### WHAT IS REQUIRED
The entries below are to be copied exactly, with every picture left out.

Element data from apps and pages:

· · ·

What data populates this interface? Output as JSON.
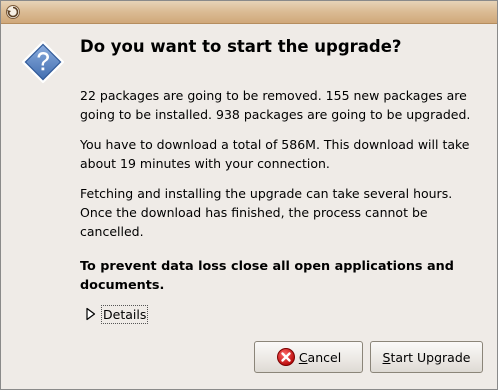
{
  "window": {
    "titlebar_icon": "ubuntu-update-icon",
    "dialog_icon": "question-icon"
  },
  "dialog": {
    "heading": "Do you want to start the upgrade?",
    "paragraph1": "22 packages are going to be removed. 155 new packages are going to be installed. 938 packages are going to be upgraded.",
    "paragraph2": "You have to download a total of 586M. This download will take about 19 minutes with your connection.",
    "paragraph3": "Fetching and installing the upgrade can take several hours. Once the download has finished, the process cannot be cancelled.",
    "warning": "To prevent data loss close all open applications and documents."
  },
  "details": {
    "label": "Details",
    "expanded": false
  },
  "buttons": {
    "cancel": {
      "mnemonic": "C",
      "rest": "ancel",
      "icon": "cancel-icon"
    },
    "start": {
      "mnemonic": "S",
      "rest": "tart Upgrade"
    }
  },
  "colors": {
    "titlebar": "#dcbd96",
    "window_bg": "#efebe7",
    "question_icon": "#4a76b5",
    "cancel_icon": "#cc0000"
  }
}
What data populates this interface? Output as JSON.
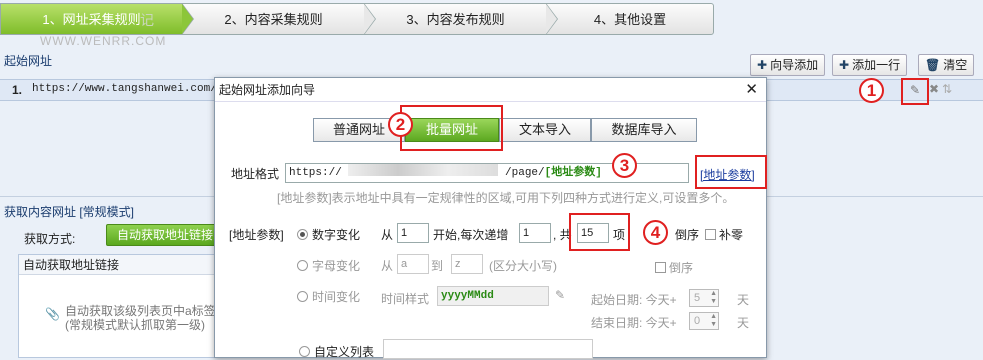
{
  "steps": [
    "1、网址采集规则",
    "2、内容采集规则",
    "3、内容发布规则",
    "4、其他设置"
  ],
  "watermark": "WWW.WENRR.COM",
  "watermark2": "记",
  "section1": {
    "title": "起始网址"
  },
  "toolbar": {
    "wizard_add": "向导添加",
    "add_row": "添加一行",
    "clear": "清空"
  },
  "row": {
    "num": "1.",
    "url": "https://www.tangshanwei.com/yu"
  },
  "marks": {
    "m1": "1",
    "m2": "2",
    "m3": "3",
    "m4": "4"
  },
  "section2": {
    "title": "获取内容网址 [常规模式]",
    "method_label": "获取方式:",
    "method_btn": "自动获取地址链接",
    "panel_title": "自动获取地址链接",
    "panel_text1": "自动获取该级列表页中a标签",
    "panel_text2": "(常规模式默认抓取第一级)"
  },
  "dialog": {
    "title": "起始网址添加向导",
    "tabs": [
      "普通网址",
      "批量网址",
      "文本导入",
      "数据库导入"
    ],
    "format_label": "地址格式",
    "format_value_a": "https://",
    "format_value_b": "/page/",
    "format_value_param": "[地址参数]",
    "param_link": "[地址参数]",
    "hint": "[地址参数]表示地址中具有一定规律性的区域,可用下列四种方式进行定义,可设置多个。",
    "param_label": "[地址参数]",
    "num_label": "数字变化",
    "from": "从",
    "start_val": "1",
    "start_text": "开始,每次递增",
    "step_val": "1",
    "total_text": ", 共",
    "count_val": "15",
    "item_text": "项",
    "reverse": "倒序",
    "pad": "补零",
    "letter_label": "字母变化",
    "letter_from": "a",
    "to": "到",
    "letter_to": "z",
    "case_note": "(区分大小写)",
    "reverse2": "倒序",
    "time_label": "时间变化",
    "time_style_label": "时间样式",
    "time_style": "yyyyMMdd",
    "start_date_label": "起始日期: 今天+",
    "start_date_val": "5",
    "day": "天",
    "end_date_label": "结束日期: 今天+",
    "end_date_val": "0",
    "custom_label": "自定义列表"
  }
}
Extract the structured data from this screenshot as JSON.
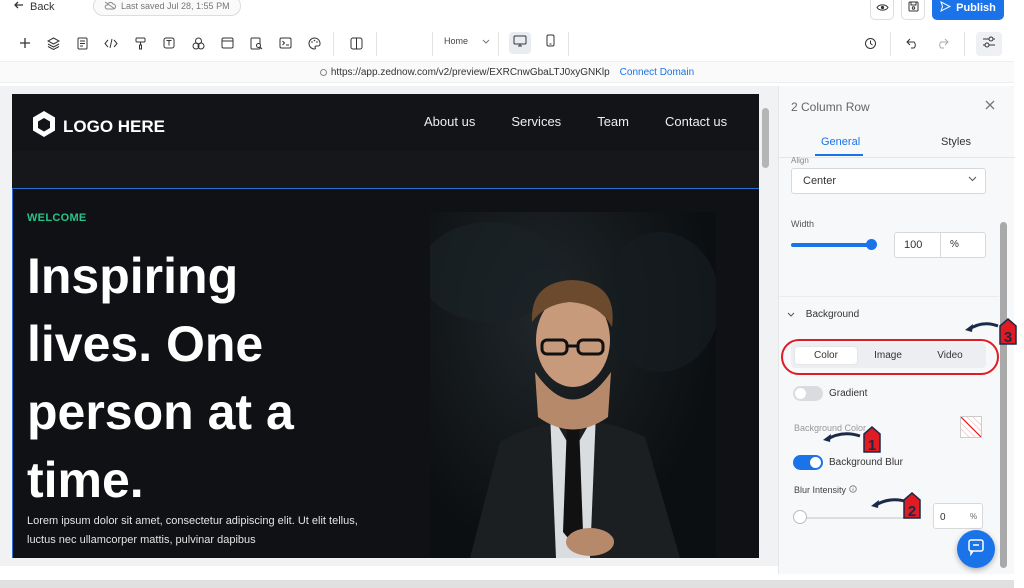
{
  "topbar": {
    "back_label": "Back",
    "last_saved": "Last saved Jul 28, 1:55 PM",
    "publish_label": "Publish"
  },
  "toolbar": {
    "page_selector": "Home"
  },
  "urlbar": {
    "url": "https://app.zednow.com/v2/preview/EXRCnwGbaLTJ0xyGNKlp",
    "connect_label": "Connect Domain"
  },
  "preview": {
    "logo_text": "LOGO HERE",
    "nav": [
      "About us",
      "Services",
      "Team",
      "Contact us"
    ],
    "welcome": "WELCOME",
    "headline": [
      "Inspiring",
      "lives. One",
      "person at a",
      "time."
    ],
    "paragraph": "Lorem ipsum dolor sit amet, consectetur adipiscing elit. Ut elit tellus, luctus nec ullamcorper mattis, pulvinar dapibus"
  },
  "panel": {
    "title": "2 Column Row",
    "tabs": {
      "general": "General",
      "styles": "Styles"
    },
    "align_label": "Align",
    "align_value": "Center",
    "width_label": "Width",
    "width_value": "100",
    "width_unit": "%",
    "width_fraction": 1.0,
    "background_header": "Background",
    "bg_tabs": [
      "Color",
      "Image",
      "Video"
    ],
    "gradient_label": "Gradient",
    "gradient_on": false,
    "bg_color_label": "Background Color",
    "bg_blur_label": "Background Blur",
    "bg_blur_on": true,
    "blur_intensity_label": "Blur Intensity",
    "blur_value": "0",
    "blur_unit": "%"
  },
  "annotations": [
    "1",
    "2",
    "3"
  ],
  "colors": {
    "accent": "#1a73e8",
    "welcome_green": "#27c48a",
    "annotation_red": "#e01b22",
    "preview_bg": "#0f1114"
  }
}
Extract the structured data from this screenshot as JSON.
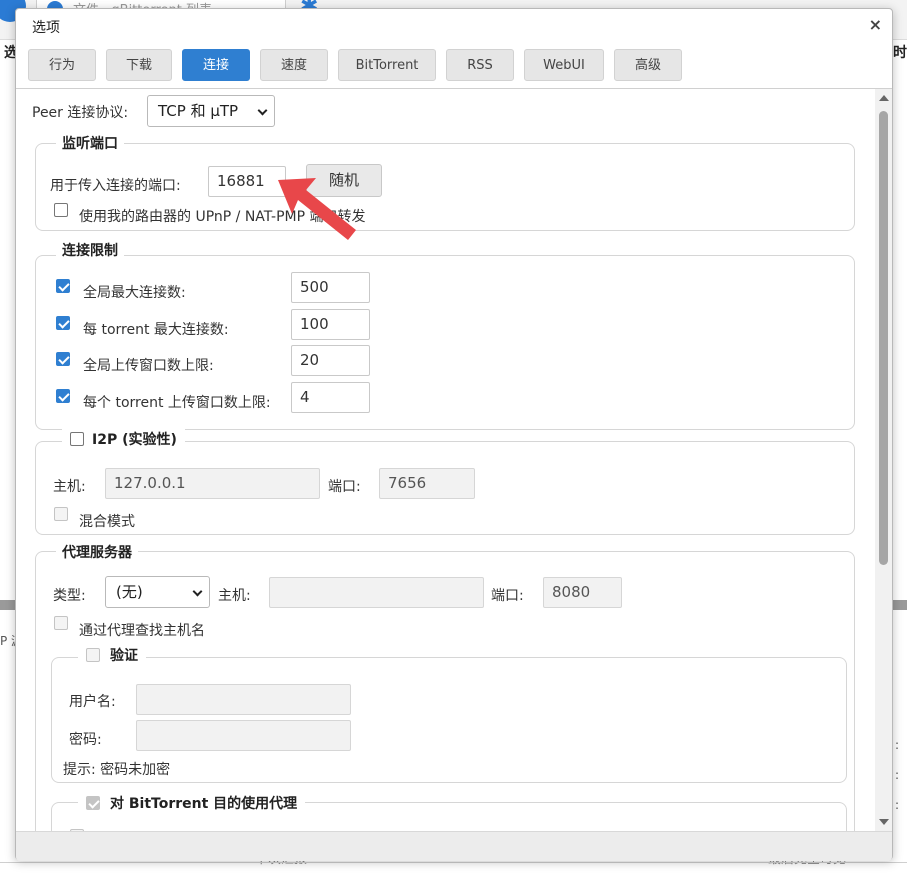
{
  "background": {
    "tab_text": "文件 · qBittorrent 列表",
    "left_header_char": "选",
    "right_header_char": "时",
    "left_small_text": "P 源",
    "right_colon": ":",
    "bottom_left_text": "下次汇报",
    "bottom_right_text": "最后完全可见"
  },
  "dialog": {
    "title": "选项",
    "close_label": "×",
    "tabs": [
      "行为",
      "下载",
      "连接",
      "速度",
      "BitTorrent",
      "RSS",
      "WebUI",
      "高级"
    ],
    "active_tab": "连接"
  },
  "peer": {
    "label": "Peer 连接协议:",
    "protocol": "TCP 和 μTP"
  },
  "listen_port": {
    "legend": "监听端口",
    "port_label": "用于传入连接的端口:",
    "port_value": "16881",
    "random_button": "随机",
    "upnp_label": "使用我的路由器的 UPnP / NAT-PMP 端口转发",
    "upnp_checked": false
  },
  "connection_limits": {
    "legend": "连接限制",
    "items": [
      {
        "label": "全局最大连接数:",
        "value": "500",
        "checked": true
      },
      {
        "label": "每 torrent 最大连接数:",
        "value": "100",
        "checked": true
      },
      {
        "label": "全局上传窗口数上限:",
        "value": "20",
        "checked": true
      },
      {
        "label": "每个 torrent 上传窗口数上限:",
        "value": "4",
        "checked": true
      }
    ]
  },
  "i2p": {
    "legend": "I2P (实验性)",
    "enabled": false,
    "host_label": "主机:",
    "host_value": "127.0.0.1",
    "port_label": "端口:",
    "port_value": "7656",
    "mixed_label": "混合模式"
  },
  "proxy": {
    "legend": "代理服务器",
    "type_label": "类型:",
    "type_value": "(无)",
    "host_label": "主机:",
    "host_value": "",
    "port_label": "端口:",
    "port_value": "8080",
    "lookup_label": "通过代理查找主机名",
    "auth": {
      "legend": "验证",
      "user_label": "用户名:",
      "pass_label": "密码:",
      "hint": "提示: 密码未加密"
    },
    "bittorrent_legend": "对 BitTorrent 目的使用代理"
  },
  "colors": {
    "accent": "#2f7fd1",
    "arrow": "#e8474a"
  },
  "icons": [
    "close-icon",
    "chevron-down-icon",
    "arrow-annotation-icon",
    "checkbox-icon"
  ]
}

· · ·

### EXPECTED ANSWER
What data populates this interface? Output as JSON.
{
  "window": {
    "titlebar_icon": "ubuntu-update-icon",
    "dialog_icon": "question-icon"
  },
  "dialog": {
    "heading": "Do you want to start the upgrade?",
    "paragraph1": "22 packages are going to be removed. 155 new packages are going to be installed. 938 packages are going to be upgraded.",
    "paragraph2": "You have to download a total of 586M. This download will take about 19 minutes with your connection.",
    "paragraph3": "Fetching and installing the upgrade can take several hours. Once the download has finished, the process cannot be cancelled.",
    "warning": "To prevent data loss close all open applications and documents."
  },
  "details": {
    "label": "Details",
    "expanded": false
  },
  "buttons": {
    "cancel": {
      "mnemonic": "C",
      "rest": "ancel",
      "icon": "cancel-icon"
    },
    "start": {
      "mnemonic": "S",
      "rest": "tart Upgrade"
    }
  },
  "colors": {
    "titlebar": "#dcbd96",
    "window_bg": "#efebe7",
    "question_icon": "#4a76b5",
    "cancel_icon": "#cc0000"
  }
}
What data populates this interface? Output as JSON.
{
  "steps": [
    "1、网址采集规则",
    "2、内容采集规则",
    "3、内容发布规则",
    "4、其他设置"
  ],
  "watermark": "WWW.WENRR.COM",
  "watermark2": "记",
  "section1": {
    "title": "起始网址"
  },
  "toolbar": {
    "wizard_add": "向导添加",
    "add_row": "添加一行",
    "clear": "清空"
  },
  "row": {
    "num": "1.",
    "url": "https://www.tangshanwei.com/yu"
  },
  "marks": {
    "m1": "1",
    "m2": "2",
    "m3": "3",
    "m4": "4"
  },
  "section2": {
    "title": "获取内容网址 [常规模式]",
    "method_label": "获取方式:",
    "method_btn": "自动获取地址链接",
    "panel_title": "自动获取地址链接",
    "panel_text1": "自动获取该级列表页中a标签",
    "panel_text2": "(常规模式默认抓取第一级)"
  },
  "dialog": {
    "title": "起始网址添加向导",
    "tabs": [
      "普通网址",
      "批量网址",
      "文本导入",
      "数据库导入"
    ],
    "format_label": "地址格式",
    "format_value_a": "https://",
    "format_value_b": "/page/",
    "format_value_param": "[地址参数]",
    "param_link": "[地址参数]",
    "hint": "[地址参数]表示地址中具有一定规律性的区域,可用下列四种方式进行定义,可设置多个。",
    "param_label": "[地址参数]",
    "num_label": "数字变化",
    "from": "从",
    "start_val": "1",
    "start_text": "开始,每次递增",
    "step_val": "1",
    "total_text": ", 共",
    "count_val": "15",
    "item_text": "项",
    "reverse": "倒序",
    "pad": "补零",
    "letter_label": "字母变化",
    "letter_from": "a",
    "to": "到",
    "letter_to": "z",
    "case_note": "(区分大小写)",
    "reverse2": "倒序",
    "time_label": "时间变化",
    "time_style_label": "时间样式",
    "time_style": "yyyyMMdd",
    "start_date_label": "起始日期: 今天+",
    "start_date_val": "5",
    "day": "天",
    "end_date_label": "结束日期: 今天+",
    "end_date_val": "0",
    "custom_label": "自定义列表"
  }
}
Extract the structured data from this screenshot as JSON.
{
  "topbar": {
    "back_label": "Back",
    "last_saved": "Last saved Jul 28, 1:55 PM",
    "publish_label": "Publish"
  },
  "toolbar": {
    "page_selector": "Home"
  },
  "urlbar": {
    "url": "https://app.zednow.com/v2/preview/EXRCnwGbaLTJ0xyGNKlp",
    "connect_label": "Connect Domain"
  },
  "preview": {
    "logo_text": "LOGO HERE",
    "nav": [
      "About us",
      "Services",
      "Team",
      "Contact us"
    ],
    "welcome": "WELCOME",
    "headline": [
      "Inspiring",
      "lives. One",
      "person at a",
      "time."
    ],
    "paragraph": "Lorem ipsum dolor sit amet, consectetur adipiscing elit. Ut elit tellus, luctus nec ullamcorper mattis, pulvinar dapibus"
  },
  "panel": {
    "title": "2 Column Row",
    "tabs": {
      "general": "General",
      "styles": "Styles"
    },
    "align_label": "Align",
    "align_value": "Center",
    "width_label": "Width",
    "width_value": "100",
    "width_unit": "%",
    "width_fraction": 1.0,
    "background_header": "Background",
    "bg_tabs": [
      "Color",
      "Image",
      "Video"
    ],
    "gradient_label": "Gradient",
    "gradient_on": false,
    "bg_color_label": "Background Color",
    "bg_blur_label": "Background Blur",
    "bg_blur_on": true,
    "blur_intensity_label": "Blur Intensity",
    "blur_value": "0",
    "blur_unit": "%"
  },
  "annotations": [
    "1",
    "2",
    "3"
  ],
  "colors": {
    "accent": "#1a73e8",
    "welcome_green": "#27c48a",
    "annotation_red": "#e01b22",
    "preview_bg": "#0f1114"
  }
}
Extract the structured data from this screenshot as JSON.
{
  "background": {
    "tab_text": "文件 · qBittorrent 列表",
    "left_header_char": "选",
    "right_header_char": "时",
    "left_small_text": "P 源",
    "right_colon": ":",
    "bottom_left_text": "下次汇报",
    "bottom_right_text": "最后完全可见"
  },
  "dialog": {
    "title": "选项",
    "close_label": "×",
    "tabs": [
      "行为",
      "下载",
      "连接",
      "速度",
      "BitTorrent",
      "RSS",
      "WebUI",
      "高级"
    ],
    "active_tab": "连接"
  },
  "peer": {
    "label": "Peer 连接协议:",
    "protocol": "TCP 和 μTP"
  },
  "listen_port": {
    "legend": "监听端口",
    "port_label": "用于传入连接的端口:",
    "port_value": "16881",
    "random_button": "随机",
    "upnp_label": "使用我的路由器的 UPnP / NAT-PMP 端口转发",
    "upnp_checked": false
  },
  "connection_limits": {
    "legend": "连接限制",
    "items": [
      {
        "label": "全局最大连接数:",
        "value": "500",
        "checked": true
      },
      {
        "label": "每 torrent 最大连接数:",
        "value": "100",
        "checked": true
      },
      {
        "label": "全局上传窗口数上限:",
        "value": "20",
        "checked": true
      },
      {
        "label": "每个 torrent 上传窗口数上限:",
        "value": "4",
        "checked": true
      }
    ]
  },
  "i2p": {
    "legend": "I2P (实验性)",
    "enabled": false,
    "host_label": "主机:",
    "host_value": "127.0.0.1",
    "port_label": "端口:",
    "port_value": "7656",
    "mixed_label": "混合模式"
  },
  "proxy": {
    "legend": "代理服务器",
    "type_label": "类型:",
    "type_value": "(无)",
    "host_label": "主机:",
    "host_value": "",
    "port_label": "端口:",
    "port_value": "8080",
    "lookup_label": "通过代理查找主机名",
    "auth": {
      "legend": "验证",
      "user_label": "用户名:",
      "pass_label": "密码:",
      "hint": "提示: 密码未加密"
    },
    "bittorrent_legend": "对 BitTorrent 目的使用代理"
  },
  "colors": {
    "accent": "#2f7fd1",
    "arrow": "#e8474a"
  },
  "icons": [
    "close-icon",
    "chevron-down-icon",
    "arrow-annotation-icon",
    "checkbox-icon"
  ]
}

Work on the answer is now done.